#### What to work on
Every line in the data below that has the word "value" should be returned.

#### Excerpted records
^^^^^^^^^^^^^^^^
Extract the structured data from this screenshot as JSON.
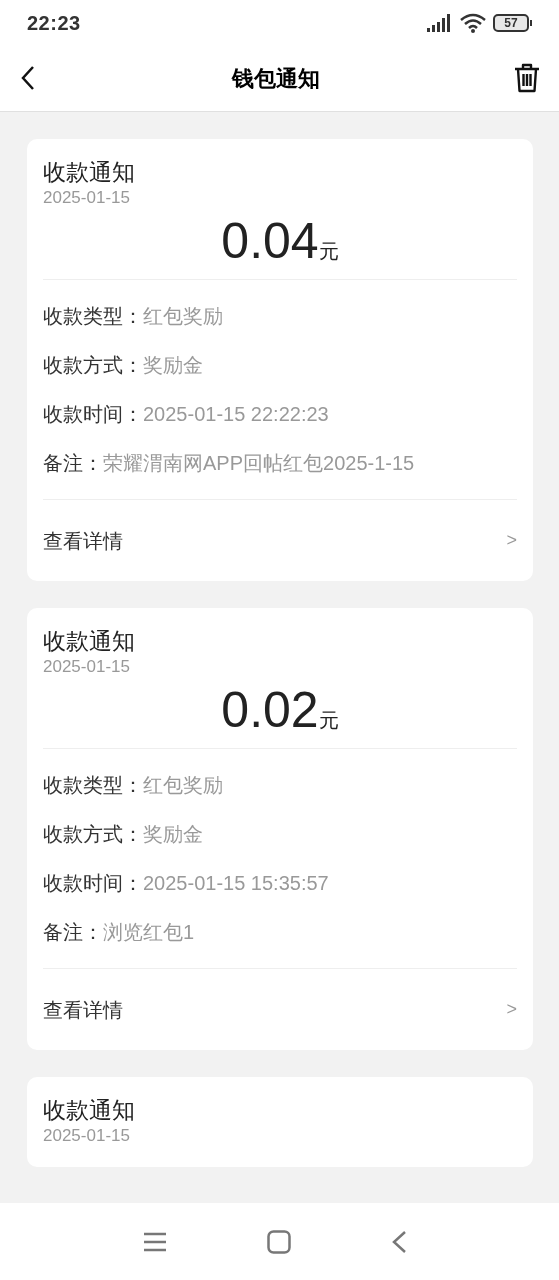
{
  "status_bar": {
    "time": "22:23",
    "battery": "57"
  },
  "header": {
    "title": "钱包通知"
  },
  "notifications": [
    {
      "title": "收款通知",
      "date": "2025-01-15",
      "amount": "0.04",
      "unit": "元",
      "details": [
        {
          "label": "收款类型：",
          "value": "红包奖励"
        },
        {
          "label": "收款方式：",
          "value": "奖励金"
        },
        {
          "label": "收款时间：",
          "value": "2025-01-15 22:22:23"
        },
        {
          "label": "备注：",
          "value": "荣耀渭南网APP回帖红包2025-1-15"
        }
      ],
      "link": "查看详情",
      "chevron": ">"
    },
    {
      "title": "收款通知",
      "date": "2025-01-15",
      "amount": "0.02",
      "unit": "元",
      "details": [
        {
          "label": "收款类型：",
          "value": "红包奖励"
        },
        {
          "label": "收款方式：",
          "value": "奖励金"
        },
        {
          "label": "收款时间：",
          "value": "2025-01-15 15:35:57"
        },
        {
          "label": "备注：",
          "value": "浏览红包1"
        }
      ],
      "link": "查看详情",
      "chevron": ">"
    },
    {
      "title": "收款通知",
      "date": "2025-01-15"
    }
  ]
}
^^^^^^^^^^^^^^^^
#### Answer section
          "value": "红包奖励"
          "value": "奖励金"
          "value": "2025-01-15 22:22:23"
          "value": "荣耀渭南网APP回帖红包2025-1-15"
          "value": "红包奖励"
          "value": "奖励金"
          "value": "2025-01-15 15:35:57"
          "value": "浏览红包1"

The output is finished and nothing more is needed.